The BUMP study is looking at whether giving women a blood pressure monitor to use at home can help early detection of pre-eclampsia, which causes high blood pressure and protein in the urine and can be life threatening for the woman and baby if left untreated.
Mrs Absi had her blood pressure taken in hospital so she could be compared to those who did it at home.
The INGR1D study will involve a sample of her baby’s blood - already collected from newborns for screening - being tested for genetic risk of type 1 diabetes, with the mother’s consent.
About one percent of children will have genes which put them at a high risk of type 1 diabetes. Those who have the genes are offered another trial, to see if giving infants daily doses of insulin powder can them from developing the condition.
Mrs Absi said: “I’d 100 percent recommend taking part in research to anyone. To have someone just checking in on you on top of your normal care is amazing. I’ve never been so well looked after and I’d love to stay in research for the rest of my life.”
Figures released today show an increase in the number of participants in NIHR-supported research in 2018/19. At Buckinghamshire Healthcare NHS Trust, which runs six hospitals including Wycombe Hospital, 5,386 participants were recruited to 83 NIHR-supported studies in 2018/19, compared to 4,024 participants to 79 studies the previous year.
A further 611 participants were involved in NIHR-supported studies in Buckinghamshire’s community settings such as GP practices, compared to 311 the previous year.
Oxford Health NHS Foundation Trust recruited 2,891 participants to 61 studies, compared to 2,242 participants to 60 studies the previous year and was ranked fourth among mental health trusts for the number of participants and studies. The trust provides physical, mental health and social care in Oxfordshire, Buckinghamshire, Wiltshire, Bath and North East Somerset.
Dr Tina Kenny, Medical Director for Buckinghamshire Healthcare NHS Trust, said: “We are continually working to increase the number of trials and opportunities for people in Buckinghamshire to be part of research. We would also like to thank the patients and families who have already offered their time and support for our trials.”
Bill Wells, Head of Research and Development at Oxford Health NHS Foundation Trust, said: “Oxford Health’s 2018/19 activity showed a positive change in participant recruitment with almost 30 percent more people being offered the opportunity to be involved in research than in 2017/18.”
Prof Belinda Lennox, Clinical Director for the NIHR Clinical Research Network Thames Valley and South Midlands, said: “We have had another fantastic year delivering research across our region.

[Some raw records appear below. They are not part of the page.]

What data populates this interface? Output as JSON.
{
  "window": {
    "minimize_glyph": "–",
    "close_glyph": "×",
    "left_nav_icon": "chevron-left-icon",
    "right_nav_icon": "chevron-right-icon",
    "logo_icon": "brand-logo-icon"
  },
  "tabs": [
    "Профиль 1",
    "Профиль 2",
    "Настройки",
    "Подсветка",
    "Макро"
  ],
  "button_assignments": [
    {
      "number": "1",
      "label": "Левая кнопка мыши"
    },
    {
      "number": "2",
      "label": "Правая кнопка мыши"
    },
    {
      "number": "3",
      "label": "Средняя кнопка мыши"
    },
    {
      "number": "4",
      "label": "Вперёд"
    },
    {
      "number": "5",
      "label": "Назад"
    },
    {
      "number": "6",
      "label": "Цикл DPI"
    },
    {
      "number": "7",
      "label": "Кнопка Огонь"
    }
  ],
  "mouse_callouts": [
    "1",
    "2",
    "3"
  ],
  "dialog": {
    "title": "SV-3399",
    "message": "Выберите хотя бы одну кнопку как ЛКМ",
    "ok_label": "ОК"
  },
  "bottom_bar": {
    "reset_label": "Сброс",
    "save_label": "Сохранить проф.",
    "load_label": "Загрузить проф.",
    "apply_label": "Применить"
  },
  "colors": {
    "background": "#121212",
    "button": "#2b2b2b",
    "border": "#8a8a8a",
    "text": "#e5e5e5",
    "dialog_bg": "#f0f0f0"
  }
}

The hard work of the research nurses, consultants and other healthcare professionals we support has led to the number of participants in clinical research increasing in Buckinghamshire to more than 6,000. That is people from right across the region, in hospitals, community settings and GP practices.
“With more people taking part in research, we can make advances in medical research more rapidly than ever before, developing new treatments for the most serious, life threatening illnesses, and improving the care that our NHS can provide as a result.”
Patients are encouraged to ask their doctor about research opportunities and search for studies seeking volunteers at www.bepartofresearch.uk.